* [Items from a dataset]
:::
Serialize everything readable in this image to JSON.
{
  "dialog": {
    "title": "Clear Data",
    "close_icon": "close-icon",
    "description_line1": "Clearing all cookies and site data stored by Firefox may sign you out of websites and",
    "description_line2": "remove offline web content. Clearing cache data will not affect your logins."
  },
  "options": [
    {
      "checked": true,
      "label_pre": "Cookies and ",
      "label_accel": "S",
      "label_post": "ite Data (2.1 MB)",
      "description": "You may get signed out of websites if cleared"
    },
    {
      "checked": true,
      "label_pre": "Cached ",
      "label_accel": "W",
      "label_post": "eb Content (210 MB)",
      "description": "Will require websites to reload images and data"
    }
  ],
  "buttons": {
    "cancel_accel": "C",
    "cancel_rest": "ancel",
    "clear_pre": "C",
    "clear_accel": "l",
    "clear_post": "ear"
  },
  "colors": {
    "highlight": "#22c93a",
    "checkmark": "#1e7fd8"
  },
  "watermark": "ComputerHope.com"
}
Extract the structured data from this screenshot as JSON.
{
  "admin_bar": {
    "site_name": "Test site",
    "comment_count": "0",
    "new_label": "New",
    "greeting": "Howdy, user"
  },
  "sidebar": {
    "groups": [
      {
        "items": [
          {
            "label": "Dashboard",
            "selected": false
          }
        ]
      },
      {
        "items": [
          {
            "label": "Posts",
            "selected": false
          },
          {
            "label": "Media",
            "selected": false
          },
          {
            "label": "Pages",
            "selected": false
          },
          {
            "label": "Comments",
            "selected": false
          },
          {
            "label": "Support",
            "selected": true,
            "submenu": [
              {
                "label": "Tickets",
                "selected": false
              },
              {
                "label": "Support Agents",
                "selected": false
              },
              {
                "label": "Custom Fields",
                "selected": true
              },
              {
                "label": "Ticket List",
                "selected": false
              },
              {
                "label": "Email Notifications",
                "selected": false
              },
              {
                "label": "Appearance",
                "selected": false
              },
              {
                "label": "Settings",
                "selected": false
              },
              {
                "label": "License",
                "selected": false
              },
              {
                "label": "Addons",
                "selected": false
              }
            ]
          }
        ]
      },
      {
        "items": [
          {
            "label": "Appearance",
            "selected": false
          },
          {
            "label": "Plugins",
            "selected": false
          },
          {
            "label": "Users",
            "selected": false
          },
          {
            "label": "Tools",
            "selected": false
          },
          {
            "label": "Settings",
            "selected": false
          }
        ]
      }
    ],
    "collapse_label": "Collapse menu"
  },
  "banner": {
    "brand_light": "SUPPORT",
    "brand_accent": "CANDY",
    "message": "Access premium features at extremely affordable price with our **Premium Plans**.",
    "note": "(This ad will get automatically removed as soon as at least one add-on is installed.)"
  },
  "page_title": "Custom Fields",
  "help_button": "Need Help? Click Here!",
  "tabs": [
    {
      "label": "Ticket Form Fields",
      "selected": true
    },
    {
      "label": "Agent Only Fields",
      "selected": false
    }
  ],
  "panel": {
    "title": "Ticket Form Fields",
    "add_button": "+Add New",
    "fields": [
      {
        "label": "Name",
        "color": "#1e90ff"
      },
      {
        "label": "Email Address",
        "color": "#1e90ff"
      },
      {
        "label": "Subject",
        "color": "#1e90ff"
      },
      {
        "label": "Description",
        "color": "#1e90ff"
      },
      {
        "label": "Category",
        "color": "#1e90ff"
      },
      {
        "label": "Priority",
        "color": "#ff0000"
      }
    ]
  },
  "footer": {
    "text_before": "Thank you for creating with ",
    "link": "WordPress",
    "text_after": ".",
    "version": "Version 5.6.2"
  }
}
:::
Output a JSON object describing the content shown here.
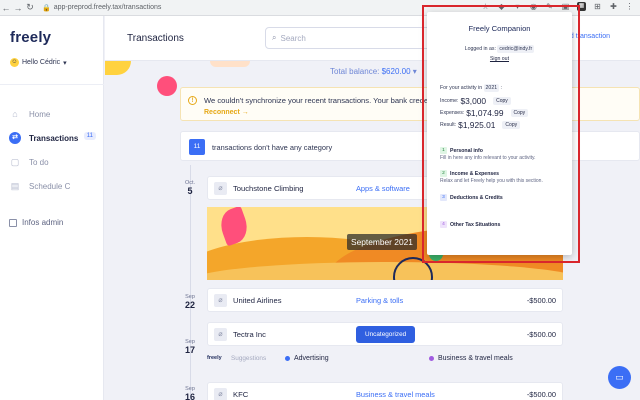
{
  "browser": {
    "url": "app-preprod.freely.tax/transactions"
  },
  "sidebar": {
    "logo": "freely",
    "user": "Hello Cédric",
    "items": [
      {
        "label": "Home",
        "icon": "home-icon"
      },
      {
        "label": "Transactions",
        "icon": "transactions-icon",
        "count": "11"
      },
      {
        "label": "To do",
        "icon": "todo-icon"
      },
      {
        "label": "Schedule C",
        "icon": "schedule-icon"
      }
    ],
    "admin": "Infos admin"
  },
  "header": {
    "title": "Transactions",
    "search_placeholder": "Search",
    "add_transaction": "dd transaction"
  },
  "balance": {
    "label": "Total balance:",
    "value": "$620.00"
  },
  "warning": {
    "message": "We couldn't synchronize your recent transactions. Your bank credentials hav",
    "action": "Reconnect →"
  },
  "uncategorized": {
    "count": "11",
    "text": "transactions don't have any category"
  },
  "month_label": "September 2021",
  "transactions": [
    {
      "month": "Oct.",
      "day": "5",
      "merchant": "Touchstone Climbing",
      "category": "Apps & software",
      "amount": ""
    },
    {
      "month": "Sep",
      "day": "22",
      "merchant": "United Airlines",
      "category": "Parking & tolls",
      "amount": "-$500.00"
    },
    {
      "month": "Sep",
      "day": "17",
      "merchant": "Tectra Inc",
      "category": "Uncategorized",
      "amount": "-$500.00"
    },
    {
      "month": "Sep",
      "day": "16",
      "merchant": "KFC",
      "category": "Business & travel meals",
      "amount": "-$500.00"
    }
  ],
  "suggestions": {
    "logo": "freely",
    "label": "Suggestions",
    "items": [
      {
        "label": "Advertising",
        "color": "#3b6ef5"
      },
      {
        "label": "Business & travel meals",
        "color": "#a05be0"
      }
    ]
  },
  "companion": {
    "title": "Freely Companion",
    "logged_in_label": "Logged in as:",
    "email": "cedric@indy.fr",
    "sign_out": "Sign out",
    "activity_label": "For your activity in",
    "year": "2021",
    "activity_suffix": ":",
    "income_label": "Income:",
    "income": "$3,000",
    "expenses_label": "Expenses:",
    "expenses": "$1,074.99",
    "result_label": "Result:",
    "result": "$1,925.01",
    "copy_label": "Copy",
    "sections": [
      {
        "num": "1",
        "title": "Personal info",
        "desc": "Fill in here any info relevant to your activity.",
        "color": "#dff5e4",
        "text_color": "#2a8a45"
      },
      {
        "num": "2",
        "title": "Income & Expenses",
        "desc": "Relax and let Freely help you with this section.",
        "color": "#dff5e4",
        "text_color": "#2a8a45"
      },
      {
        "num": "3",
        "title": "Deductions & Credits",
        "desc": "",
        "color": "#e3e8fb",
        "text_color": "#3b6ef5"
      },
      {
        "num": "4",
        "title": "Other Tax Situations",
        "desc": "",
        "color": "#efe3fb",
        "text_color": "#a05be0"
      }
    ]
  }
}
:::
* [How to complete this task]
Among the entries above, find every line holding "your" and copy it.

* [Answer below]
    "description_line2": "remove offline web content. Clearing cache data will not affect your logins."
    "message": "We couldn't synchronize your recent transactions. Your bank credentials hav",
    "activity_label": "For your activity in",
        "desc": "Fill in here any info relevant to your activity.",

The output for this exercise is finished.